How to easily remember the number. Imagine the zero at the end of the three-digit number as a coiled fire hose.
158 – Police of the Czech Republic
Dial the number 158 if you have witnessed a crime, a serious traffic accident that needs to be investigated, or if it is necessary to ensure safety or in general to prevent disturbance of public order.
How to easily remember the number. You may have noticed that the digit eight at the end of this number resembles police handcuffs, so just remember that.
156 – Municipal Police
You can call the municipal police if you have witnessed a smaller offence which could be for example a disturbance (i.e. noise) in night-time hours (which apply from 10 o'clock at night to 6 o'clock in the morning, the violation of such can carry a fine of up to CZK 5,000 (€ 185, USD 205, CNY 1,355 RUB 13,590).
Foreign missions, consulates, embassies
In the event of serious problems, such as the loss of documents, you should contact your country’s embassy. In the Czech Republic they are mostly located in Prague. For the list of these offices go to this link.
Weights & Measures
The Czech Republic is officially metric, in line with the rest of Europe. However, imperial measures are still in use, especially for road distances, which are measured in miles. Imperial pints and gallons are 20 per cent larger than US measures.

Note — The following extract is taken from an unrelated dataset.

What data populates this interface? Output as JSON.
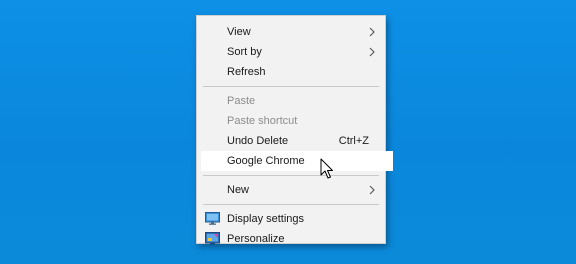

Imperial to Metric
1 inch = 2.5 centimetres
1 foot = 30 centimetres
1 mile = 1.6 kilometres
1 ounce = 28 grams
1 pound = 454 grams
1 pint = 0.6 litres
1 gallon = 4.6 litres
Metric to Imperial
1 millimetre = 0.04 inch
1 centimetre = 0.4 inch
1 metre = 3 feet 3 inches
1 kilometre = 0.6 mile
1 gram = 0.04 ounce
1 kilogram = 2.2 pounds
THE NAME czech republic
The traditional English name "Bohemia" derives from Latin "Boiohaemum", which means "home of the Boii". The current name comes from the Polish ethnonym associated with the area, which ultimately comes from the Czech word Čech.  The name comes from the Slavic tribe (Czechs, Czech: Češi, Čechové) and, according to legend, their leader Čech, who brought them to Bohemia, to settle on Říp Mountain. The etymology of the word Čech can be traced back to the Proto-Slavic root *čel-, meaning "member of the people; kinsman", thus making it cognate to the Czech word člověk (a person).
The country has been traditionally divided into three lands, namely Bohemia (Čechy) in the west, Moravia (Morava) in the east, and Czech Silesia (Slezsko; the smaller, south-eastern part of historical Silesia, most of which is located within modern Poland) in the northeast. Known as the lands of the Bohemian Crown since the 14th century, a number of other names for the country have been used, including Czech/Bohemian lands, Bohemian Crown, Czechia  and the lands of the Crown of Saint Wenceslas. When the country regained its independence after the dissolution of the Austro-Hungarian empire in 1918, the new name of Czechoslovakia was coined to reflect the union of the Czech and Slovak nations within the one country.
After Czechoslovakia dissolved in 1992, the Czech part lacked a common English short name. The Czech Ministry of Foreign Affairs recommended the English name Czechia in 1993, and the Czech government approved Czechia as the official short name in 2016.
For more information: www.czechtourism.com